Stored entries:
○ ○ ○ ○ ○
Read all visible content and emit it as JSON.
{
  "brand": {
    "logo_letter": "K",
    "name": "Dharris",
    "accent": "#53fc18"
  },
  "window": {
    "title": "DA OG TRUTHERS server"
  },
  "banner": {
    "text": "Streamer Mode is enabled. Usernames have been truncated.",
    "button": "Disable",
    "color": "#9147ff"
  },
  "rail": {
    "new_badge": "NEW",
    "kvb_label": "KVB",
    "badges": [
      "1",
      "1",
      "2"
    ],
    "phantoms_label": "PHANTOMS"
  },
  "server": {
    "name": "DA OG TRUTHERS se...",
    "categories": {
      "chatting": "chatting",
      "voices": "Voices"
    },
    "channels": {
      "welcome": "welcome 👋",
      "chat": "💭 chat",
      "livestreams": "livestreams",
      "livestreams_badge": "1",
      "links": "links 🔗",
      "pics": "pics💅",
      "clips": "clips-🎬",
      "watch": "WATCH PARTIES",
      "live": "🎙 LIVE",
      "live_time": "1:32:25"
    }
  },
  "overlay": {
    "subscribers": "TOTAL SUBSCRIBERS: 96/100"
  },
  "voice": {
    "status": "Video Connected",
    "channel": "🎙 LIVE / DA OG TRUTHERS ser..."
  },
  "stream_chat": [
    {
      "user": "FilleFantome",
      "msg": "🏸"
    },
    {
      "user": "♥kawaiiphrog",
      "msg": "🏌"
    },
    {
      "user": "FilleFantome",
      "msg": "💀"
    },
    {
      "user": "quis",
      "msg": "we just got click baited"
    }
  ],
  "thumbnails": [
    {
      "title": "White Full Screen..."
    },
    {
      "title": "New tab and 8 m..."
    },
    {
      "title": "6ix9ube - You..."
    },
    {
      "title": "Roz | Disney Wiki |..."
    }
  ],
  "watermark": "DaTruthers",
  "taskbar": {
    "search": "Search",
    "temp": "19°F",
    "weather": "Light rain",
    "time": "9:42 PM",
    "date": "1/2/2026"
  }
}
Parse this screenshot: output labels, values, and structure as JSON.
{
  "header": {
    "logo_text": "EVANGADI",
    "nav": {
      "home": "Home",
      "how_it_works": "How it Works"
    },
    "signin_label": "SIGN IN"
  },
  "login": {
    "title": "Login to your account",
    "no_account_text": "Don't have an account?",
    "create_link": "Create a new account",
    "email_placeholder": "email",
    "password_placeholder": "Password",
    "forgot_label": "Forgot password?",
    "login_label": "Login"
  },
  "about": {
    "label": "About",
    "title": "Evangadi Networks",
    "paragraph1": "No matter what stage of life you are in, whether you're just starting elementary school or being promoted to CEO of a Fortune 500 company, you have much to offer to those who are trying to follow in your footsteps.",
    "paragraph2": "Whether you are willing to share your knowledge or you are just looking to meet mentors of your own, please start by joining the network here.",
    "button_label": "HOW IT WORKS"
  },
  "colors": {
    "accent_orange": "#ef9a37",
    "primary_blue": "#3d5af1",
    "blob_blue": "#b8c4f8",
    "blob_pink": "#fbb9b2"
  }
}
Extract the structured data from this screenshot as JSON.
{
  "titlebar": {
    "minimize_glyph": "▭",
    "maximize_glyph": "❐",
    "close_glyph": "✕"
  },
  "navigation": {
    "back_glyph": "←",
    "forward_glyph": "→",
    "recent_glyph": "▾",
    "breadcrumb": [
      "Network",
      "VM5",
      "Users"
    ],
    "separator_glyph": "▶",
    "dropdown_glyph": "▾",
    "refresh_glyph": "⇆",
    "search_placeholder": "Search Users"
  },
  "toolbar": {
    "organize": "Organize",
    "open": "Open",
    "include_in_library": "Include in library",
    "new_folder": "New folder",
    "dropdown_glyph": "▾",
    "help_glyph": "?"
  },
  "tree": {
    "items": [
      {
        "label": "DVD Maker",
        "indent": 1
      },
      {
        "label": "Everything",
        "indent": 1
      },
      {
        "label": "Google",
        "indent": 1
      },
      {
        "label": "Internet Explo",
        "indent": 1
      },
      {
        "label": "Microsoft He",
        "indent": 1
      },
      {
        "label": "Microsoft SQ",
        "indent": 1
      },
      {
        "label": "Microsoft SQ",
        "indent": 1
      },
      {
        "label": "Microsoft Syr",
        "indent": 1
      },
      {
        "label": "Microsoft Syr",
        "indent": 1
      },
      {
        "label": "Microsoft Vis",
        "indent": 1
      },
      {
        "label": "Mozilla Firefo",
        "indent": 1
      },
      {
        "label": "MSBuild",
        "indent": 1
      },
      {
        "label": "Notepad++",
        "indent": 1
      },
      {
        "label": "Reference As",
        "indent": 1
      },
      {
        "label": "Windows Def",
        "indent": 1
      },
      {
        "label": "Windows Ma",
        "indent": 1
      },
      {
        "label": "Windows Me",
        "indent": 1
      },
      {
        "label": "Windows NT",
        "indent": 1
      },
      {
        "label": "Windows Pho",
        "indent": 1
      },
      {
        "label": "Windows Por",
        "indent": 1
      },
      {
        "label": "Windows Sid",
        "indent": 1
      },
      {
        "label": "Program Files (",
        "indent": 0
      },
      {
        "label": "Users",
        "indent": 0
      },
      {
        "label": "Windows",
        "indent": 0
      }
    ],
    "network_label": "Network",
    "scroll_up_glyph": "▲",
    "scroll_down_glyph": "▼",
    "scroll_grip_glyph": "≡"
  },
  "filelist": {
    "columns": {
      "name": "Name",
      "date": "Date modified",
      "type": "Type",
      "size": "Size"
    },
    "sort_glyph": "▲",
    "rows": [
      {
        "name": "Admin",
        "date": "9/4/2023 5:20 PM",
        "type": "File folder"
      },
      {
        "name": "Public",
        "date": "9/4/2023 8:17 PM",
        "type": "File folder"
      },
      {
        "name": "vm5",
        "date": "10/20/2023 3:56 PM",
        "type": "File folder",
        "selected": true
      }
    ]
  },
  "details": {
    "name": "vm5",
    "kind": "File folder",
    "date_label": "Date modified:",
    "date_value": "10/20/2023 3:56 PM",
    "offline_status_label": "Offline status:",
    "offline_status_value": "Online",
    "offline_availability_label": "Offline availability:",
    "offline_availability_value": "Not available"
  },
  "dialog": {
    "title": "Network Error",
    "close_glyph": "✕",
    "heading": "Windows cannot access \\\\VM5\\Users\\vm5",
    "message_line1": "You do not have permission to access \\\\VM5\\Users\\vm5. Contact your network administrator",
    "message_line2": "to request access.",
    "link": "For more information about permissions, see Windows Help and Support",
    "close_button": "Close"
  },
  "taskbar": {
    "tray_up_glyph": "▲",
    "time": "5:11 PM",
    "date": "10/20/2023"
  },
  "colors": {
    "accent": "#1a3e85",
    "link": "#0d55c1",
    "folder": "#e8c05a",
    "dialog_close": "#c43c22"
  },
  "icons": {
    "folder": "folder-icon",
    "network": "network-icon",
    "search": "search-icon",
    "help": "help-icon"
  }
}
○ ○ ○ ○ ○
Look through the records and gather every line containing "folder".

Result of this exercise:
    "new_folder": "New folder",
        "type": "File folder"
        "type": "File folder"
        "type": "File folder",
    "kind": "File folder",
    "folder": "#e8c05a",
    "folder": "folder-icon",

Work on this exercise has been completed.